Jeremiah Unterman, Justice for All: How the Jewish Bible Revolutionized Ethics, Philadelphia: Jewish Publication Society, 2017, 320 pp.
Professor Jeremiah Unterman whose fields are Biblical studies and Jewish ethics has produced a major work on the Biblical origins of ethics which broadens the scope of his earlier book, From Repentance to Redemption. Formerly Adjunct Professor of Bible at Yeshiva University and the Director of the Association of Modern Orthodox Day Schools in North America and currently Resident Scholar at the Herzl Institute in Jerusalem, Professor Unterman’s Justice for All focuses on the foundations and content of ethics in the Hebrew Bible and its lasting influence in these fields. The work is of particular importance in light of the attacks on the Bible and the argument that its ethical precepts and legislation are mainly derivative. Unterman undermines such claims throughout his book and relates to the wide range of opinions regarding the authorship of the Hebrew Bible, placing it at a later date, even as late as the Second Temple period. Unterman masterfully refutes these points. Therefore, Justice for All is a timely and important contribution to our knowledge.
In his comprehensive introduction the author acknowledges the existence of ethical principles in ancient Near Eastern law codes which have been deciphered from clay tablets and stelae. That being said, he refutes the claims by many scholars that the Hebrew Bible has made only inconsequential contributions to the development of ethical values. He questions the hypothesis of the well-known Assyriologist Jacob J. Finkelstein who argued that ancient Near Eastern polytheism should not be condemned for failing to attain the same ethical standards as the Bible since polytheism involved the worship of immoral gods who had human weaknesses. In contrast, the single god of monotheism was the paragon of ethics. Unterman claims that, in theory, it is possible that many gods could act harmoniously, while a single deity could be irascible and selfish. He then proceeds to characterize the gods of the epic Enuma Elish as a contentious group of humanoid, vicious creatures who were subject to magic and wished humans to be subordinate to them. In contrast, the God of the Bible created man in His image, allowed human beings to rule the world, and aspired to a world of harmony and tranquility through social justice and the ethical guidelines of the Biblical text. Indeed, God chose to reveal His will to the people of Israel and their prophets. According to Unterman, the superior level of Biblical ethics is linked to its monotheistic foundations. In fact, the Bible is the source of momentous innovations in the field of ethics. Justice for All describes these innovations in well-written and meticulously documented chapters.

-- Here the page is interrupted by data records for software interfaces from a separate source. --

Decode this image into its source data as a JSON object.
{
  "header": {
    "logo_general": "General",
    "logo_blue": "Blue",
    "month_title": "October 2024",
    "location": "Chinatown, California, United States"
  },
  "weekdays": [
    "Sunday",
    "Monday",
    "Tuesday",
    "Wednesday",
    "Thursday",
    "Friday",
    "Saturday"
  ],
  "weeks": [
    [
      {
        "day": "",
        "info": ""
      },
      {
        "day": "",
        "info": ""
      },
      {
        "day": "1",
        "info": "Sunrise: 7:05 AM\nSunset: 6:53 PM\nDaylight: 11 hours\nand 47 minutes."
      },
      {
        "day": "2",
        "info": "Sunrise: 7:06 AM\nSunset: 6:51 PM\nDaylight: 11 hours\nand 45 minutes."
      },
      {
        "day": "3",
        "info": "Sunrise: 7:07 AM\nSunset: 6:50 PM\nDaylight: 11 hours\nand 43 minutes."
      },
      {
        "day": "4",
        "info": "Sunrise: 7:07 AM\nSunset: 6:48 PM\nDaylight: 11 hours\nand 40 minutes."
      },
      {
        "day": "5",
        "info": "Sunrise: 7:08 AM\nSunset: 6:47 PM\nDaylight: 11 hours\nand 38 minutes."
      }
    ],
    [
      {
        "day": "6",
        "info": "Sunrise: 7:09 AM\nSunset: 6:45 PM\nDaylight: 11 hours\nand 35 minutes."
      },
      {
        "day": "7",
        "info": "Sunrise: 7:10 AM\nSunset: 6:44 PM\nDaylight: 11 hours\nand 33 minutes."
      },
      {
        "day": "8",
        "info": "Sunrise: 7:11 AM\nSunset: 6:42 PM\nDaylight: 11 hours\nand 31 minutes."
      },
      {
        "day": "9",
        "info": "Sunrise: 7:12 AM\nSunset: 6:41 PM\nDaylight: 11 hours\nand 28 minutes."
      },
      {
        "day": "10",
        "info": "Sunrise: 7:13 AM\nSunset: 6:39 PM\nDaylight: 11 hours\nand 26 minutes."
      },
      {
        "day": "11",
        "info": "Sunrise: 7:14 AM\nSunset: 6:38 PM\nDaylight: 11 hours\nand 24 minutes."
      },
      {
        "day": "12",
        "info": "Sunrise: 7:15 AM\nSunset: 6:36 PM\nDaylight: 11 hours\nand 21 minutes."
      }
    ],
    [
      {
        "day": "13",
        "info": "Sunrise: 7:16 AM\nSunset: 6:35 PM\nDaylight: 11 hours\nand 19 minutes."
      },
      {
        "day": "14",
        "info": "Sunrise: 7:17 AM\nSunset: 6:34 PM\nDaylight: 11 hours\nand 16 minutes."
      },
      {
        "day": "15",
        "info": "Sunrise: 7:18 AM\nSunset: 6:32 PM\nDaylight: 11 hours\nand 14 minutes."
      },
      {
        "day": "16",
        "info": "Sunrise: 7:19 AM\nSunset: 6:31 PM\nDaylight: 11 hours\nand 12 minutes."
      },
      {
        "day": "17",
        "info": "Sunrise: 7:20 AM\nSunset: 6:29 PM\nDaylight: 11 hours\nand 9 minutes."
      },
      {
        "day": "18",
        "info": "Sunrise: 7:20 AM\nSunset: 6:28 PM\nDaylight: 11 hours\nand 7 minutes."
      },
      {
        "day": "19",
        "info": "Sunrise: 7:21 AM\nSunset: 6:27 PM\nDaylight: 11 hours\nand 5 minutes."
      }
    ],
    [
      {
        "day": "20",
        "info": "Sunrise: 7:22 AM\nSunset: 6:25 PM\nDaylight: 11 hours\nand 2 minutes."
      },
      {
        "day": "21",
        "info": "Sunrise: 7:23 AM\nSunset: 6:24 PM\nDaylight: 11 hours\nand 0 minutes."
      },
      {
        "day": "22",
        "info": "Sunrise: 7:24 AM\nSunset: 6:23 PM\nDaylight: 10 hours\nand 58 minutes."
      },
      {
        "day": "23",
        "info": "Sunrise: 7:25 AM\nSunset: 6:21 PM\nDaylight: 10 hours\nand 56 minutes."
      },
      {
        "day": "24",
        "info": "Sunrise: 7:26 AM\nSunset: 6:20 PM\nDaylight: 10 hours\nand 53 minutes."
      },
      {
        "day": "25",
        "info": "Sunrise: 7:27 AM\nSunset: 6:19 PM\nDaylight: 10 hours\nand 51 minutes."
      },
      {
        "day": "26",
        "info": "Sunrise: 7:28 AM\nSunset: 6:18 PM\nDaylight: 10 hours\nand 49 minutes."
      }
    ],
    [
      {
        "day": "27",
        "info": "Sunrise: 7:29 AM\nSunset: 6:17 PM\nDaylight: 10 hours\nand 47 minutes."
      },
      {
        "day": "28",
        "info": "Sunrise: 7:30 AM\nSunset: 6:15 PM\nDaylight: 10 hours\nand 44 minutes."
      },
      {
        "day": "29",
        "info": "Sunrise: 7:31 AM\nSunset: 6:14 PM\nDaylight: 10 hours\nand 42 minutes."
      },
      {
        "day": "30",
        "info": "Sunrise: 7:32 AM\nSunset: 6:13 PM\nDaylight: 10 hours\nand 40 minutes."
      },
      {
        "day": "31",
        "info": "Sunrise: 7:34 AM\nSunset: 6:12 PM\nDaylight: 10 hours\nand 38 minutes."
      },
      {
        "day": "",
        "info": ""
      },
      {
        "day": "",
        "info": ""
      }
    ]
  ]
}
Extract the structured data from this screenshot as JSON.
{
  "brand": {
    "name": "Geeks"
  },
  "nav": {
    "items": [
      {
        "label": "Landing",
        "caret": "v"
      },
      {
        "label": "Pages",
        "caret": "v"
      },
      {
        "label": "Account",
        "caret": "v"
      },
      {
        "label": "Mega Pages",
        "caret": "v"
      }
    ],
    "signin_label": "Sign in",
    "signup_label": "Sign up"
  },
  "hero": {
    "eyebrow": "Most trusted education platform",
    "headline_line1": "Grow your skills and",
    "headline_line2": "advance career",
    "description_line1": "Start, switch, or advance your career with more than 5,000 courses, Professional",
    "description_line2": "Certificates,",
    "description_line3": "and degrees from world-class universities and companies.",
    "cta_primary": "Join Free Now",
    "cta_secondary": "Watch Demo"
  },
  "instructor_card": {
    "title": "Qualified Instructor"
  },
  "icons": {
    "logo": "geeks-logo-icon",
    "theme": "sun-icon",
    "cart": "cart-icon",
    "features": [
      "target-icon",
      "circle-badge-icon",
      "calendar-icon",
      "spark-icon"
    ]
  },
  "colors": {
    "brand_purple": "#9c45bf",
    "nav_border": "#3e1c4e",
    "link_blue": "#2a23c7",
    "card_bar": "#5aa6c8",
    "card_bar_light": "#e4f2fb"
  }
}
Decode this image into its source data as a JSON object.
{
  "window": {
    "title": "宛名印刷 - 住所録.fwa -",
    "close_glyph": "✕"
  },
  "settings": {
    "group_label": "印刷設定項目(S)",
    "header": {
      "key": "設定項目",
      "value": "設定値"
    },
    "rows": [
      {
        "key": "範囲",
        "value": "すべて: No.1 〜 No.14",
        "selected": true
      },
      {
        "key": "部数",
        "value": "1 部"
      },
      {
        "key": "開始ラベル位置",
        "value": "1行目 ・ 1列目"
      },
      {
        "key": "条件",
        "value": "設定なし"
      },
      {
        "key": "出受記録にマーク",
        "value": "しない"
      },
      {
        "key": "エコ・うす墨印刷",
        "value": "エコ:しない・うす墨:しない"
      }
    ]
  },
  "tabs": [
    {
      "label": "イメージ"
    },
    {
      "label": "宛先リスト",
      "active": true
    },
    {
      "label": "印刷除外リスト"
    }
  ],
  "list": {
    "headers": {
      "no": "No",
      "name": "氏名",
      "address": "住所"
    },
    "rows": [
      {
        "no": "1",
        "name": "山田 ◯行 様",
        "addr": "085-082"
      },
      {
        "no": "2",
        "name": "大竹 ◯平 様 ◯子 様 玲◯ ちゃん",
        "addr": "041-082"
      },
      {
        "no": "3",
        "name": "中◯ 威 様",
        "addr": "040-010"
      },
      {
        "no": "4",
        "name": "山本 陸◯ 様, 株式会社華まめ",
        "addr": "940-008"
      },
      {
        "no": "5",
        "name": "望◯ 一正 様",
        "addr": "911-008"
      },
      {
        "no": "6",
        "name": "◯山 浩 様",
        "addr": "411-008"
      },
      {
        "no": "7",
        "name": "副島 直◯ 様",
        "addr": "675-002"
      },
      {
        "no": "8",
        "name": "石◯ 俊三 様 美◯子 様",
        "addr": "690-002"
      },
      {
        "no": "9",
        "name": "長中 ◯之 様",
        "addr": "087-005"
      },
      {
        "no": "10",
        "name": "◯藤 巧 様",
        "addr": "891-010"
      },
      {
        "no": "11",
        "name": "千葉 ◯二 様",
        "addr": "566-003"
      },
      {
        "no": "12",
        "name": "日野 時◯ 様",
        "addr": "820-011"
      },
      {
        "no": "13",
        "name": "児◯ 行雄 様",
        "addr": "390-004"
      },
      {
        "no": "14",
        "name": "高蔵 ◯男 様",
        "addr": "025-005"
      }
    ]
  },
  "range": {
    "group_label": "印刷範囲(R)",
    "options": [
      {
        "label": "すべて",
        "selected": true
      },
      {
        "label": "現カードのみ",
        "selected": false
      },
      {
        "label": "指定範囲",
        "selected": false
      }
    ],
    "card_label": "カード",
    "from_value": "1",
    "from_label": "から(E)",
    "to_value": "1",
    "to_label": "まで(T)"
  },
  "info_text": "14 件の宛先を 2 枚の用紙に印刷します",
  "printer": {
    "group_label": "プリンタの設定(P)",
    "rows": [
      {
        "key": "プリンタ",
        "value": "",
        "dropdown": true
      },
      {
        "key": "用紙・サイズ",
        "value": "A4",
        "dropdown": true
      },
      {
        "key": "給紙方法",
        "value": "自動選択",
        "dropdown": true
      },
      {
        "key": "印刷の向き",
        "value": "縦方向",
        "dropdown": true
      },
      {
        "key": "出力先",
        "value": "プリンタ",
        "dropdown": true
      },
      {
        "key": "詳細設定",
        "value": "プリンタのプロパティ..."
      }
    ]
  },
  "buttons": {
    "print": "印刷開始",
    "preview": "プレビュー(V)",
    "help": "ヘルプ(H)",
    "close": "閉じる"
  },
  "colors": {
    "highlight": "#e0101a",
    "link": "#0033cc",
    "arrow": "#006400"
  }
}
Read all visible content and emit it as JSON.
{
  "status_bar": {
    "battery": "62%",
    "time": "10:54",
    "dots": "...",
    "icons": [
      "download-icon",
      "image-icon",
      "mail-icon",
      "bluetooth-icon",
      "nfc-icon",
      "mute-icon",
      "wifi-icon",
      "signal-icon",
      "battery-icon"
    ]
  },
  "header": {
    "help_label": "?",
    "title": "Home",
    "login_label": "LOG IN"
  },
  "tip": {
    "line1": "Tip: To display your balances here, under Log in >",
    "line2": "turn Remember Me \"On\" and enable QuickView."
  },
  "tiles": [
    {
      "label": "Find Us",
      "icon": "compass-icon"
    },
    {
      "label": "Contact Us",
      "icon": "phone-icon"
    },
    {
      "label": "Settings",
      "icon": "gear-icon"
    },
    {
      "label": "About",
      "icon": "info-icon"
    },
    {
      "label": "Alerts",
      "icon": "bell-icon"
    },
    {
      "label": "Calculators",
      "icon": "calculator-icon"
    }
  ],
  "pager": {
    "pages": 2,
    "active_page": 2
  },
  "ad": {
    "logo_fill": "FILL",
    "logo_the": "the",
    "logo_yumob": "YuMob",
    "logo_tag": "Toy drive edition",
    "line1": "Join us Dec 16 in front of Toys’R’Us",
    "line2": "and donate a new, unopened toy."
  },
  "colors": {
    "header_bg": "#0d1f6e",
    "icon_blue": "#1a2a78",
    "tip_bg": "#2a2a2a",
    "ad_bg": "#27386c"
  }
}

The book is divided thematically into six chapters. Each chapter begins with a review of ancient Near Eastern epics or law codes that relate to the subject under discussion and concludes with the ethical content from the Bible. Briefly, Chapter One treats the Biblical accounts of creation and the Great Flood. Chapter Two continues with revelation and the Torah which are discussed as a covenant between God and Israel; a set of laws; a document which endows every Israelite with an aura of holiness, thereby making the People of Israel the messenger to the rest of the world and the example of living a righteous life; and as a declaration of an unbreakable bond between a parent (God) and His child (the Jewish people. Chapter Three concentrates on the treatment of underprivileged members of society in the Torah, with a strong emphasis on resident aliens (non-Israelites living in the Land of Israel) and the poor. It also relates to proselytes, widows, and orphans. Chapter Four presents the innovation introduced by the Prophets, namely that morality is more important than observing ritual. Unterman points out that the Prophets do not advocate a rejection of ritual but emphasize the hypocrisy of observing rituals and behaving in an immoral manner at the same time. Chapter Five deals with repentance. It focuses on how the Prophets broadened the concept of Biblical repentance – which conditioned forgiveness on a combination of confession, restitution, and punishment – in order to enable atonement as a result of sincere regret and “returning” to God alone, sans chastisement. Finally, Chapter Six deals with the hope of redemption, a major idea in the Bible. The hope of redemption made it possible for the Jewish people to survive exile and destruction by providing a firm belief in a better future.
Professor Unterman provides an extensive bibliography and indices of the subjects and Biblical verses. The latter are useful to those who wish give lectures or sermons on any of the topics relating to specific ethics. The footnotes at the end of the book are highly informative and contain numerous relevant references for further study. In summary, Justice for All is an eminently readable description of the Bible’s conception of ethical monotheism and will be of great interest to anyone who is interested in ethics, religion, Biblical or ancient Near Eastern studies.